Task goal |
Copy out every line in the entries below that includes "icon".

---

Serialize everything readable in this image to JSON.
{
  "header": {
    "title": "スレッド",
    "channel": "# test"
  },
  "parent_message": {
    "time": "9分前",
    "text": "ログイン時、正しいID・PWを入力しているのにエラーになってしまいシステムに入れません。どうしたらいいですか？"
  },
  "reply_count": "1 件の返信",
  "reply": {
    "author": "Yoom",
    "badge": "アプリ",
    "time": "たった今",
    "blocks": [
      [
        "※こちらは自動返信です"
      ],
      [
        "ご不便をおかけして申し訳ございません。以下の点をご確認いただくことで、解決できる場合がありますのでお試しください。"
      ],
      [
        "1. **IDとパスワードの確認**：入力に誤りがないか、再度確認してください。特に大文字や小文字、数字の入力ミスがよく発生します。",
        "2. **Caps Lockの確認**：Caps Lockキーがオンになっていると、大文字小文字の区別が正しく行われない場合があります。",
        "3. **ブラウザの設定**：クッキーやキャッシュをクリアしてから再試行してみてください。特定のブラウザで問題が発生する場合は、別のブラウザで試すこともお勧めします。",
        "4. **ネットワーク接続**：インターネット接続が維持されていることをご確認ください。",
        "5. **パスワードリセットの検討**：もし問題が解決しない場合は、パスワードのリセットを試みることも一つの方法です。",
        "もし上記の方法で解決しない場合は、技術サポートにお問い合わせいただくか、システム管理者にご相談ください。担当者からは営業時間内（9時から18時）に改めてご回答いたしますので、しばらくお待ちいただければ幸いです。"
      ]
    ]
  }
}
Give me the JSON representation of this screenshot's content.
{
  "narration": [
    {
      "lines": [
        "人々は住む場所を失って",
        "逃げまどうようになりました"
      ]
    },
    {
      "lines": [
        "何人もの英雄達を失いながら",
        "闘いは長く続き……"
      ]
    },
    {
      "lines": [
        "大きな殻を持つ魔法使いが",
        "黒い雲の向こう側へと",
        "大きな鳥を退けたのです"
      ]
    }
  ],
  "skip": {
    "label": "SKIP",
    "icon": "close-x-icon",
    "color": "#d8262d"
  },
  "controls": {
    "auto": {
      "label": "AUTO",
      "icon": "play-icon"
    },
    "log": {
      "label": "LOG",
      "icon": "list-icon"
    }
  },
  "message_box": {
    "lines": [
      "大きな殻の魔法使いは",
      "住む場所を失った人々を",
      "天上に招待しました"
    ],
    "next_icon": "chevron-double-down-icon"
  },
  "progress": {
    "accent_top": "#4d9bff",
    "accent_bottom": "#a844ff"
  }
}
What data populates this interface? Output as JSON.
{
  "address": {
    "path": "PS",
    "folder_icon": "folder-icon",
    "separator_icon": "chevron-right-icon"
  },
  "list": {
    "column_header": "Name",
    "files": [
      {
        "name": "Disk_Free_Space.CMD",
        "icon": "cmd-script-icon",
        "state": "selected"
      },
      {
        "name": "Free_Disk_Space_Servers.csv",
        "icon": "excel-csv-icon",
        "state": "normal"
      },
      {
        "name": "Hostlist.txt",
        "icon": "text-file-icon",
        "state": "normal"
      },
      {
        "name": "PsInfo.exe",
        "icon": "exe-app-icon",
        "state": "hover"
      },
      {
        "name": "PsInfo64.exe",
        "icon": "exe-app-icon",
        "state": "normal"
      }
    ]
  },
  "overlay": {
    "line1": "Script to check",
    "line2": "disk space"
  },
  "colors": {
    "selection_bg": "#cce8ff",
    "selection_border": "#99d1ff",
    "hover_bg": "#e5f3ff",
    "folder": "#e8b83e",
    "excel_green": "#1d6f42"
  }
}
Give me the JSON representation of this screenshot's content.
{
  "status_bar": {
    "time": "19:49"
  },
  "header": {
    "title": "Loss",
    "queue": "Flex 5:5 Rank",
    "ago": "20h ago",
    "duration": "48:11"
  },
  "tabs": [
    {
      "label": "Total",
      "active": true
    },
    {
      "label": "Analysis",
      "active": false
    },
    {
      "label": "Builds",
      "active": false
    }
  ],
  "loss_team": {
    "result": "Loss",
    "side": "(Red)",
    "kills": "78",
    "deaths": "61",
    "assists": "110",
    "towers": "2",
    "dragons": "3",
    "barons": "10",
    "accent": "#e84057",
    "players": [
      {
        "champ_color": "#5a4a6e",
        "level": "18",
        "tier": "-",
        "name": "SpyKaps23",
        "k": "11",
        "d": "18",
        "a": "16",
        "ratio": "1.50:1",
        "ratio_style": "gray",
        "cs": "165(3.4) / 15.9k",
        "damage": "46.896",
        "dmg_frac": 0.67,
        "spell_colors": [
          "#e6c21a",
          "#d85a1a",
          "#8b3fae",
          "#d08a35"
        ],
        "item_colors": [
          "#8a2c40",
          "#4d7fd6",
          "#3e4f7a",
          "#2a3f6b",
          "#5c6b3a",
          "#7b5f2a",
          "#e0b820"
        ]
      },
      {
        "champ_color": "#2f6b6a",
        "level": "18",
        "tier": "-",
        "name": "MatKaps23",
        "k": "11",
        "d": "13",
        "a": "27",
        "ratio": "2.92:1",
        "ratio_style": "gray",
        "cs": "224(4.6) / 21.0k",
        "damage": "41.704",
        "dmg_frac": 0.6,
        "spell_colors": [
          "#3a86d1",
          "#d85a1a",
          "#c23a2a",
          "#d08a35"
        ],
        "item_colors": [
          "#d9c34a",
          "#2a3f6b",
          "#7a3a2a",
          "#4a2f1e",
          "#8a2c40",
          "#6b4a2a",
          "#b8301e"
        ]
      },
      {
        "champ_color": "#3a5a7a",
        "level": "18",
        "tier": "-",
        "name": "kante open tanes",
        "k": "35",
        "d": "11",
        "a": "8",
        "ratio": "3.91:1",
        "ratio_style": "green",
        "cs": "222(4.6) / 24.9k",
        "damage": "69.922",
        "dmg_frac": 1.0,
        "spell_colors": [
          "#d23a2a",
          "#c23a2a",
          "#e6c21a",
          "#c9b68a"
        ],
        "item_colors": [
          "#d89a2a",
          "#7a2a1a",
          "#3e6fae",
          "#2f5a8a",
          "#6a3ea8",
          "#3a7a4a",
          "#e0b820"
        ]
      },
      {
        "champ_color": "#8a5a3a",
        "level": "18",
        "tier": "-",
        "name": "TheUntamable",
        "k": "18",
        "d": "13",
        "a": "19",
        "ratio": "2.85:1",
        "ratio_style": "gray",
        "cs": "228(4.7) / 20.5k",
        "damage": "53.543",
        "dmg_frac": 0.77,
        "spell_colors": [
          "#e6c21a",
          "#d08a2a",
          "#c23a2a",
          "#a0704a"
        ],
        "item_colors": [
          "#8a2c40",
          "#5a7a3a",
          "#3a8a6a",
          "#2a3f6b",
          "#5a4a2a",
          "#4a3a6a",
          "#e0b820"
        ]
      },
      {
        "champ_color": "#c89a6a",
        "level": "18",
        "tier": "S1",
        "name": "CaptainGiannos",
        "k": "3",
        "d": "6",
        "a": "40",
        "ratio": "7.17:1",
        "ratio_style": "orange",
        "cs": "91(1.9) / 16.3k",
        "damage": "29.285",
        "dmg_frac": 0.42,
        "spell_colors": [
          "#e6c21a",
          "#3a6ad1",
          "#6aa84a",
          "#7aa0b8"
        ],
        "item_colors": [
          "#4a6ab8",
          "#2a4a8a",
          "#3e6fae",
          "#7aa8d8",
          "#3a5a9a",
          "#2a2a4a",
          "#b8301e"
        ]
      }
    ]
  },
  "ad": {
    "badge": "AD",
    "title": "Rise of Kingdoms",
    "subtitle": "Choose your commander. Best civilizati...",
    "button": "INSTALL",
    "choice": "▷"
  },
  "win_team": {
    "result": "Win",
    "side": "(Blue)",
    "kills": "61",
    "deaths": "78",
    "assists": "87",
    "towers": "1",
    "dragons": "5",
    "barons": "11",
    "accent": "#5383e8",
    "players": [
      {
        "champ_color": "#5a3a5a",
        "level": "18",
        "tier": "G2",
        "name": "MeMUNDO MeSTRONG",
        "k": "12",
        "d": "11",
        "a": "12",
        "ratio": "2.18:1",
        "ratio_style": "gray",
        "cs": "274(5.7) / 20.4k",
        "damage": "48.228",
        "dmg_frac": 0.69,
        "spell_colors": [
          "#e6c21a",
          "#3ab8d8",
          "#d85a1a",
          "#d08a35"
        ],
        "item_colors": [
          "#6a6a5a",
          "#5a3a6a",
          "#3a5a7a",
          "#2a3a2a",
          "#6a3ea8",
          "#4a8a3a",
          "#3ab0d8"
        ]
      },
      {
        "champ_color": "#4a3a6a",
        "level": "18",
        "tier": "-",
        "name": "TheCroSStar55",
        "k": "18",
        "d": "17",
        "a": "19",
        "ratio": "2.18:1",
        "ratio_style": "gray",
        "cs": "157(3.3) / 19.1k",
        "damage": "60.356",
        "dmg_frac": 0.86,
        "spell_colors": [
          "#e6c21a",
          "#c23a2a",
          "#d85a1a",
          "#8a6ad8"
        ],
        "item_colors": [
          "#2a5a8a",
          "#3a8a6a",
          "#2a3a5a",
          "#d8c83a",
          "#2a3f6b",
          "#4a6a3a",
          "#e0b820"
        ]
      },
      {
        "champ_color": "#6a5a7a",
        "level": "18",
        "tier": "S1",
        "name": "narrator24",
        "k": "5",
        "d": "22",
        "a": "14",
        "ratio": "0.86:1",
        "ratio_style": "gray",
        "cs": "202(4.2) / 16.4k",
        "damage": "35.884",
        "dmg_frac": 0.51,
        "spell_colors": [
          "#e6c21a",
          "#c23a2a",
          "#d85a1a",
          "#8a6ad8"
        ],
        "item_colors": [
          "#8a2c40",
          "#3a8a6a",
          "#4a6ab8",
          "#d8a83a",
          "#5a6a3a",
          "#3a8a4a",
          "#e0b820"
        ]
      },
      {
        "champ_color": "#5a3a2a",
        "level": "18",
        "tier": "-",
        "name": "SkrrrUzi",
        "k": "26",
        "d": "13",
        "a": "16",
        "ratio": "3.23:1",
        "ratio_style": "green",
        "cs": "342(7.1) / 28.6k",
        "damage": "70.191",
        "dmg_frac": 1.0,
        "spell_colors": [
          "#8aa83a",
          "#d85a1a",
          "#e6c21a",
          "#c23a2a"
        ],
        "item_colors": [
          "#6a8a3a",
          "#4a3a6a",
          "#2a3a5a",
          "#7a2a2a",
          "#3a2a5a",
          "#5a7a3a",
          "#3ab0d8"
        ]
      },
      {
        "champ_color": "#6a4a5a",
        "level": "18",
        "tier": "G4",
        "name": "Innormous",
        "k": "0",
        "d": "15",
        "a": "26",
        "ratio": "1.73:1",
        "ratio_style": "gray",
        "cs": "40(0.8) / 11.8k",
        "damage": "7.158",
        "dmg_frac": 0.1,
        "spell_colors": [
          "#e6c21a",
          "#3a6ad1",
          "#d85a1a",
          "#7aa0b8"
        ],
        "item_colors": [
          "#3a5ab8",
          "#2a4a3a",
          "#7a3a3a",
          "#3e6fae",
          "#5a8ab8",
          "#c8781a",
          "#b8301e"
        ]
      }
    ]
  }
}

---

Response to this exercise |
    "icon": "close-x-icon",
      "icon": "play-icon"
      "icon": "list-icon"
    "next_icon": "chevron-double-down-icon"
    "folder_icon": "folder-icon",
    "separator_icon": "chevron-right-icon"
        "icon": "cmd-script-icon",
        "icon": "excel-csv-icon",
        "icon": "text-file-icon",
        "icon": "exe-app-icon",
        "icon": "exe-app-icon",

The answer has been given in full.